Last Tuesday evening I was hanging out with few fellows from the WordPress community. At some point of time I, Obenland, Kirk and Siobhan got into the themes territory and I shared my opinion on the WordPress theme markets and directories.
Whenever my company receives a request for proposal for a small/mid-level site, we tend to navigate users to a set of themes for them to pick from while using the site. We don’t have a dedicated in-house designer so it makes more sense for us to focus on the development and start from a decent theme and go from there (child theme with all required additions from the client).
For the last few years I have been browsing several places for themes.
WooThemes – you all know them, and they have quite a few themes to pick from. My subscription allows me to pay a few bucks a month and have constant access to all of their themes for updates and new sites to be built as well.
ThemeForest – before anyone tries to punch me in the face, let me explain. ThemeForest have tons of themes, and as a developer I’ve been impressed not once and twice by various innovative aspects of the admin creation, page templates switching, custom scripts for tons of things trying to bring new features around the limitations of WordPress. I would definitely label some of the authors as being fluent in creativity and being constantly on the cutting edge, implementing things before they even become trendy.
Elegant Themes – a collection of themes with various options and decent look-and-feel.
Mojo Themes – another market, actually a network of resources together with a marketplace, similar to ThemeForest in practice.
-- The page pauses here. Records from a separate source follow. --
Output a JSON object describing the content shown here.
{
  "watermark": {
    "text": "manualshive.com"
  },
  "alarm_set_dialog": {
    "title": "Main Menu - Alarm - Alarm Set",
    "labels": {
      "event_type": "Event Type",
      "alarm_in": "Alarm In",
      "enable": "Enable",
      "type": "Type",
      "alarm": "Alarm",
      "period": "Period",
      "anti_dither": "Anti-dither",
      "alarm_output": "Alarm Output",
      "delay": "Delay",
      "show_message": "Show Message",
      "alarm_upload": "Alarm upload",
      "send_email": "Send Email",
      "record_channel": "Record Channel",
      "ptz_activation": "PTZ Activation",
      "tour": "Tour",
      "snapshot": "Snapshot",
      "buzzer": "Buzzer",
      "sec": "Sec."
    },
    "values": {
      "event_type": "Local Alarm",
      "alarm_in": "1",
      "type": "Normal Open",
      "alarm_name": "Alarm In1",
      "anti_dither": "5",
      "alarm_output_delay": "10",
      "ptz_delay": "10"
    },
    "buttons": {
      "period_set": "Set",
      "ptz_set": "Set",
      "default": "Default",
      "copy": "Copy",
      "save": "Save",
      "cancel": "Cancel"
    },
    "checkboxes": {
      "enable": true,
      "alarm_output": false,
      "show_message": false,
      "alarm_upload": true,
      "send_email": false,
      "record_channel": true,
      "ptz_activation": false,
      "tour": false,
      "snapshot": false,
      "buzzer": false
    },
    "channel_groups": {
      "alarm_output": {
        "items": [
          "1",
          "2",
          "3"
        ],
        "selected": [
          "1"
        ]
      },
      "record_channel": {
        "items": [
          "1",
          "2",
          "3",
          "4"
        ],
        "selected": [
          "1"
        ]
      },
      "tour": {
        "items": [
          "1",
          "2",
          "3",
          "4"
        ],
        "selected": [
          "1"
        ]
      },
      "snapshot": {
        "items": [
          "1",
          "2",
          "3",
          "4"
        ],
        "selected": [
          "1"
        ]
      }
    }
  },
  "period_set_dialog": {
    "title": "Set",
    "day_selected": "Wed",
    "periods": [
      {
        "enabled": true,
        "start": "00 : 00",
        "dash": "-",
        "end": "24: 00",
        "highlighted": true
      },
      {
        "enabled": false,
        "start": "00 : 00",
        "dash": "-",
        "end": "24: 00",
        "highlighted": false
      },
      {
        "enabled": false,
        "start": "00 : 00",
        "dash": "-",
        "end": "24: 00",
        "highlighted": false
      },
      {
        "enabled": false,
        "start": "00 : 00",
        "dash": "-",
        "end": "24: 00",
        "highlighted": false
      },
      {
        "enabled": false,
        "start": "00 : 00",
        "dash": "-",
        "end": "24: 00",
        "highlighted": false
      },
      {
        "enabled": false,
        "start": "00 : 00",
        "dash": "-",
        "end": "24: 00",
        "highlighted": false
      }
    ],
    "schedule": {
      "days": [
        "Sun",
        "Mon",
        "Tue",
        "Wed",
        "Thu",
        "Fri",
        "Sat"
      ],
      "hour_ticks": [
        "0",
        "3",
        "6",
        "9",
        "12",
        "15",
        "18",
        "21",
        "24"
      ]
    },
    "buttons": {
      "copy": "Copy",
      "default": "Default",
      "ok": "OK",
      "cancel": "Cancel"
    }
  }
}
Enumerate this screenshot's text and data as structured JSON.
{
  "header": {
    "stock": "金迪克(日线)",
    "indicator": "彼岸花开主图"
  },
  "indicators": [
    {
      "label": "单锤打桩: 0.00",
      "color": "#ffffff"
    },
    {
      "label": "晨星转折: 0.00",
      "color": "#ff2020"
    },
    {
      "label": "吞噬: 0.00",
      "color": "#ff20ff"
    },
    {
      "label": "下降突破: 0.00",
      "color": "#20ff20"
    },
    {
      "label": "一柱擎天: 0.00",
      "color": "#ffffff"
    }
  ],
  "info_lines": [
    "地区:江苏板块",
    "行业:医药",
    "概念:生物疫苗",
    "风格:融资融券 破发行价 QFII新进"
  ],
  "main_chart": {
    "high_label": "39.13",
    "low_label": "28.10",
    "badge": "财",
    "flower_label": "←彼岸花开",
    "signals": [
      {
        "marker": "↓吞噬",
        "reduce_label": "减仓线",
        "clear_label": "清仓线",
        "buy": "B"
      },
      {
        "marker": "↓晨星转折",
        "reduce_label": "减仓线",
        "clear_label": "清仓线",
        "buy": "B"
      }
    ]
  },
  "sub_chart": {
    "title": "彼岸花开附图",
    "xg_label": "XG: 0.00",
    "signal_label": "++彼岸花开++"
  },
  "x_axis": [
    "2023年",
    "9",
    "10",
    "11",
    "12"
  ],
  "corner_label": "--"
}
Unfortunately, I have struggled with themes from each and every market from the list. Incompatible themes with plugins (or even throwing notices/warnings on activation), non-satisfying code quality (awful at times, ThemeForest new authors in particular), messy concepts of responsive design, poorly handled or coded theme options, failing performance.
The WordPress.org Theme Directory
The WordPress.org Theme Directory is well known for it’s support for installing free themes from within every WordPress.org installation. It’s quality level is carefully controlled by the industry, or rather the Theme Reviewers Team. I have reviewed over 100 themes as a part of the team (and few dozens for clients) to ensure that the quality matches the industry standards and takes them to the next level.
However, due to the limited number of reviewers and the hundreds of requirements, in addition to the free concept of releasing themes, there aren’t as many impressive resources as I would like to see. Most themes are simple blogging themes, there is no much innovation in business, CMS, magazine, commerce-supported or whatever themes there and the design seems to be mostly outdated, as the majority of the authors are mainly developers (to keep in tact with the development standards). There are some exceptions, of course, but it’s also hard to find a jewelry in the pack of reviewed themes.
My preferred theme vendor is WooThemes. My blog here runs one of their themes, so do few of our business sites and many sites for our clients. I am happy with the WooThemes community and their activity when it comes to support and communications, and the unified theme framework is easier to manage. We suggest a large number of themes for clients without having to learn everything from ground zero while building a new site.
Still, I have been disappointed with some details – visual and code related – and knowing several of the ninjas from WooThemes I’m pretty sure that these are no-brainers for them under normal circumstances.
Today, they announced the new pricing structure. I support that idea with a 100% confidence that it would lead to a higher quality and attention to details in terms of code quality and performance and improvements in the responsive implementations.
WordPress resources are cheap, way too cheap even and all themes and plugins need a price boost. We need to support our authors as much as possible. Paying 30-50-70 bucks for themes and plugins worth tens of thousands or more is hilarious. This is bothering as hell, together with the level of support provided by premium experts – it is practically free.